**Work instructions**
Everything in the records should be repeated exactly.

Dataset records START

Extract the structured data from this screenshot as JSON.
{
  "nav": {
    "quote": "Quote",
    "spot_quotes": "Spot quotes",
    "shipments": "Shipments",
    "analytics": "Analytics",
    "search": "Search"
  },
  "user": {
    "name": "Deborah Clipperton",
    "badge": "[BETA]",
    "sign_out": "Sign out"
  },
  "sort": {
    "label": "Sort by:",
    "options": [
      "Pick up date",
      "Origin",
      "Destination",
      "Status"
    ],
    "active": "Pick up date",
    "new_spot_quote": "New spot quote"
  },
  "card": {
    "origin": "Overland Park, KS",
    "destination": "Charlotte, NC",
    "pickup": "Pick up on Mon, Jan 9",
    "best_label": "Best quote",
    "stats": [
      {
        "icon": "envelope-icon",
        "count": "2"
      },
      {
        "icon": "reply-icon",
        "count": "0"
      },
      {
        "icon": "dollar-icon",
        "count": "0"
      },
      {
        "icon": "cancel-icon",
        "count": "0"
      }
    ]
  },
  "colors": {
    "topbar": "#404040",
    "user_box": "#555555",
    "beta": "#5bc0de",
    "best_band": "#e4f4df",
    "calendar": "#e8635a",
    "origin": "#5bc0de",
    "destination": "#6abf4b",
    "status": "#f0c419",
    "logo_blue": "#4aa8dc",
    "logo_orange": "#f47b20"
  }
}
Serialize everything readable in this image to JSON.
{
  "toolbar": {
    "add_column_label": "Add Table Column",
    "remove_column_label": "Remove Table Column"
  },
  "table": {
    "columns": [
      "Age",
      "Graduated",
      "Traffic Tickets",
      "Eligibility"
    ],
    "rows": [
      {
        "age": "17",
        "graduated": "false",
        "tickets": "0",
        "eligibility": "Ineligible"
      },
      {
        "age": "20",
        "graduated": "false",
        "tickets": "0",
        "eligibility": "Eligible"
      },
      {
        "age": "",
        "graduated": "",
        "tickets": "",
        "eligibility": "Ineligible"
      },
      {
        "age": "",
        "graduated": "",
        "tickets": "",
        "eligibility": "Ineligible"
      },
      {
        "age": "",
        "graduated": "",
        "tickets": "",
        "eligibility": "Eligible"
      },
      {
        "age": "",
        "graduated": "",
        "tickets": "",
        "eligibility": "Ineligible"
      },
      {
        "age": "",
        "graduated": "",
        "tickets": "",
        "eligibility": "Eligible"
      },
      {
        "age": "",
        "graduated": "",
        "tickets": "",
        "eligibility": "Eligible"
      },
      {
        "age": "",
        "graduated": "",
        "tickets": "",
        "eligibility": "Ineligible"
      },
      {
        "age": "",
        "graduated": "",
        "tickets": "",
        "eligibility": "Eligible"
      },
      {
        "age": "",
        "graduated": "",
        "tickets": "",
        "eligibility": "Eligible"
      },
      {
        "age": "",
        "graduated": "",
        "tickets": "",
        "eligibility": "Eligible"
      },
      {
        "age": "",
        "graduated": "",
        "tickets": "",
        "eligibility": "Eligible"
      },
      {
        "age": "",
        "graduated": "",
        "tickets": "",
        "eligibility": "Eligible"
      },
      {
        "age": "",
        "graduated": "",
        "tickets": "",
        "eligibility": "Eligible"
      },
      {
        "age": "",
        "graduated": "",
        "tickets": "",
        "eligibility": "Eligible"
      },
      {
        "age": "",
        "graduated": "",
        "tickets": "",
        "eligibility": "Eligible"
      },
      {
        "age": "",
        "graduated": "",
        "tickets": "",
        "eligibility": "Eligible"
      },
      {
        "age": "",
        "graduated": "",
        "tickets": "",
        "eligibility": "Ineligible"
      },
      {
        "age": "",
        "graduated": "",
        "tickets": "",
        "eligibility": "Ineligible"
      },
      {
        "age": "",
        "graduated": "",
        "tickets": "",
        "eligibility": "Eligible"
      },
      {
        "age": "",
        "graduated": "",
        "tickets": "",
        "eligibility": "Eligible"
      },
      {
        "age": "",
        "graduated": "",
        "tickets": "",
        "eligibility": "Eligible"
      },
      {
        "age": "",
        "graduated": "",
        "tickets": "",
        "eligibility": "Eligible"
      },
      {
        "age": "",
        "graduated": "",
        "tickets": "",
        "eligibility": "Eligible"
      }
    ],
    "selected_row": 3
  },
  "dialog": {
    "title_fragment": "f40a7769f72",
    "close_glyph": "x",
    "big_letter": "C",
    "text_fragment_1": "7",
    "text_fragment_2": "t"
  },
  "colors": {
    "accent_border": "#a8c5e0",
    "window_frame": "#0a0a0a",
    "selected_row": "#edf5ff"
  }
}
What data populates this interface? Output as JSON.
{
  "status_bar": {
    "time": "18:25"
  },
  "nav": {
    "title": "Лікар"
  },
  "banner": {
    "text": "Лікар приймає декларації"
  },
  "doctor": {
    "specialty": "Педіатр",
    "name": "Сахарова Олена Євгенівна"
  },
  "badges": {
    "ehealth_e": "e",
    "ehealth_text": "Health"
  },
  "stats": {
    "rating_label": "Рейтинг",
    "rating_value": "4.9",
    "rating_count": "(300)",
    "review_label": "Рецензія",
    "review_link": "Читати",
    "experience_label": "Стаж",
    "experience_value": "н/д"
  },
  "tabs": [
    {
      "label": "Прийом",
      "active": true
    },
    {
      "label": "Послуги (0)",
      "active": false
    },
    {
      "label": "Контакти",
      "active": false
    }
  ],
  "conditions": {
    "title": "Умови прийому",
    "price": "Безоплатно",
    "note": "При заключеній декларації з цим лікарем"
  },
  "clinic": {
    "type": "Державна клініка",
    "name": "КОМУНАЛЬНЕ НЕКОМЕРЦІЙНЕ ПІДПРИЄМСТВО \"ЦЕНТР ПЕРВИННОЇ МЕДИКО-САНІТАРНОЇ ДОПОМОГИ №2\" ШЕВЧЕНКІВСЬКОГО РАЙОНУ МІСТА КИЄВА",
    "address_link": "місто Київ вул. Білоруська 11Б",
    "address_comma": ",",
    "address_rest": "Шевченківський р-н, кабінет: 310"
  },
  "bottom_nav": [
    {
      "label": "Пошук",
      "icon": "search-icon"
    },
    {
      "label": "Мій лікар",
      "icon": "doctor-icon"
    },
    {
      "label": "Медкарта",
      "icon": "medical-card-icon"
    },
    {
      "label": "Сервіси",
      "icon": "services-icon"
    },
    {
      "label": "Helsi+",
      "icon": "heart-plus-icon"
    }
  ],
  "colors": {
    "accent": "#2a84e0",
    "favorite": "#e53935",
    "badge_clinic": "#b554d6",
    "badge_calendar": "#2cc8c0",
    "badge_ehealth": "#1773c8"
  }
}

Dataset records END

**Output for this task**
Extract the structured data from this screenshot as JSON.
{
  "nav": {
    "quote": "Quote",
    "spot_quotes": "Spot quotes",
    "shipments": "Shipments",
    "analytics": "Analytics",
    "search": "Search"
  },
  "user": {
    "name": "Deborah Clipperton",
    "badge": "[BETA]",
    "sign_out": "Sign out"
  },
  "sort": {
    "label": "Sort by:",
    "options": [
      "Pick up date",
      "Origin",
      "Destination",
      "Status"
    ],
    "active": "Pick up date",
    "new_spot_quote": "New spot quote"
  },
  "card": {
    "origin": "Overland Park, KS",
    "destination": "Charlotte, NC",
    "pickup": "Pick up on Mon, Jan 9",
    "best_label": "Best quote",
    "stats": [
      {
        "icon": "envelope-icon",
        "count": "2"
      },
      {
        "icon": "reply-icon",
        "count": "0"
      },
      {
        "icon": "dollar-icon",
        "count": "0"
      },
      {
        "icon": "cancel-icon",
        "count": "0"
      }
    ]
  },
  "colors": {
    "topbar": "#404040",
    "user_box": "#555555",
    "beta": "#5bc0de",
    "best_band": "#e4f4df",
    "calendar": "#e8635a",
    "origin": "#5bc0de",
    "destination": "#6abf4b",
    "status": "#f0c419",
    "logo_blue": "#4aa8dc",
    "logo_orange": "#f47b20"
  }
}
Serialize everything readable in this image to JSON.
{
  "toolbar": {
    "add_column_label": "Add Table Column",
    "remove_column_label": "Remove Table Column"
  },
  "table": {
    "columns": [
      "Age",
      "Graduated",
      "Traffic Tickets",
      "Eligibility"
    ],
    "rows": [
      {
        "age": "17",
        "graduated": "false",
        "tickets": "0",
        "eligibility": "Ineligible"
      },
      {
        "age": "20",
        "graduated": "false",
        "tickets": "0",
        "eligibility": "Eligible"
      },
      {
        "age": "",
        "graduated": "",
        "tickets": "",
        "eligibility": "Ineligible"
      },
      {
        "age": "",
        "graduated": "",
        "tickets": "",
        "eligibility": "Ineligible"
      },
      {
        "age": "",
        "graduated": "",
        "tickets": "",
        "eligibility": "Eligible"
      },
      {
        "age": "",
        "graduated": "",
        "tickets": "",
        "eligibility": "Ineligible"
      },
      {
        "age": "",
        "graduated": "",
        "tickets": "",
        "eligibility": "Eligible"
      },
      {
        "age": "",
        "graduated": "",
        "tickets": "",
        "eligibility": "Eligible"
      },
      {
        "age": "",
        "graduated": "",
        "tickets": "",
        "eligibility": "Ineligible"
      },
      {
        "age": "",
        "graduated": "",
        "tickets": "",
        "eligibility": "Eligible"
      },
      {
        "age": "",
        "graduated": "",
        "tickets": "",
        "eligibility": "Eligible"
      },
      {
        "age": "",
        "graduated": "",
        "tickets": "",
        "eligibility": "Eligible"
      },
      {
        "age": "",
        "graduated": "",
        "tickets": "",
        "eligibility": "Eligible"
      },
      {
        "age": "",
        "graduated": "",
        "tickets": "",
        "eligibility": "Eligible"
      },
      {
        "age": "",
        "graduated": "",
        "tickets": "",
        "eligibility": "Eligible"
      },
      {
        "age": "",
        "graduated": "",
        "tickets": "",
        "eligibility": "Eligible"
      },
      {
        "age": "",
        "graduated": "",
        "tickets": "",
        "eligibility": "Eligible"
      },
      {
        "age": "",
        "graduated": "",
        "tickets": "",
        "eligibility": "Eligible"
      },
      {
        "age": "",
        "graduated": "",
        "tickets": "",
        "eligibility": "Ineligible"
      },
      {
        "age": "",
        "graduated": "",
        "tickets": "",
        "eligibility": "Ineligible"
      },
      {
        "age": "",
        "graduated": "",
        "tickets": "",
        "eligibility": "Eligible"
      },
      {
        "age": "",
        "graduated": "",
        "tickets": "",
        "eligibility": "Eligible"
      },
      {
        "age": "",
        "graduated": "",
        "tickets": "",
        "eligibility": "Eligible"
      },
      {
        "age": "",
        "graduated": "",
        "tickets": "",
        "eligibility": "Eligible"
      },
      {
        "age": "",
        "graduated": "",
        "tickets": "",
        "eligibility": "Eligible"
      }
    ],
    "selected_row": 3
  },
  "dialog": {
    "title_fragment": "f40a7769f72",
    "close_glyph": "x",
    "big_letter": "C",
    "text_fragment_1": "7",
    "text_fragment_2": "t"
  },
  "colors": {
    "accent_border": "#a8c5e0",
    "window_frame": "#0a0a0a",
    "selected_row": "#edf5ff"
  }
}
What data populates this interface? Output as JSON.
{
  "status_bar": {
    "time": "18:25"
  },
  "nav": {
    "title": "Лікар"
  },
  "banner": {
    "text": "Лікар приймає декларації"
  },
  "doctor": {
    "specialty": "Педіатр",
    "name": "Сахарова Олена Євгенівна"
  },
  "badges": {
    "ehealth_e": "e",
    "ehealth_text": "Health"
  },
  "stats": {
    "rating_label": "Рейтинг",
    "rating_value": "4.9",
    "rating_count": "(300)",
    "review_label": "Рецензія",
    "review_link": "Читати",
    "experience_label": "Стаж",
    "experience_value": "н/д"
  },
  "tabs": [
    {
      "label": "Прийом",
      "active": true
    },
    {
      "label": "Послуги (0)",
      "active": false
    },
    {
      "label": "Контакти",
      "active": false
    }
  ],
  "conditions": {
    "title": "Умови прийому",
    "price": "Безоплатно",
    "note": "При заключеній декларації з цим лікарем"
  },
  "clinic": {
    "type": "Державна клініка",
    "name": "КОМУНАЛЬНЕ НЕКОМЕРЦІЙНЕ ПІДПРИЄМСТВО \"ЦЕНТР ПЕРВИННОЇ МЕДИКО-САНІТАРНОЇ ДОПОМОГИ №2\" ШЕВЧЕНКІВСЬКОГО РАЙОНУ МІСТА КИЄВА",
    "address_link": "місто Київ вул. Білоруська 11Б",
    "address_comma": ",",
    "address_rest": "Шевченківський р-н, кабінет: 310"
  },
  "bottom_nav": [
    {
      "label": "Пошук",
      "icon": "search-icon"
    },
    {
      "label": "Мій лікар",
      "icon": "doctor-icon"
    },
    {
      "label": "Медкарта",
      "icon": "medical-card-icon"
    },
    {
      "label": "Сервіси",
      "icon": "services-icon"
    },
    {
      "label": "Helsi+",
      "icon": "heart-plus-icon"
    }
  ],
  "colors": {
    "accent": "#2a84e0",
    "favorite": "#e53935",
    "badge_clinic": "#b554d6",
    "badge_calendar": "#2cc8c0",
    "badge_ehealth": "#1773c8"
  }
}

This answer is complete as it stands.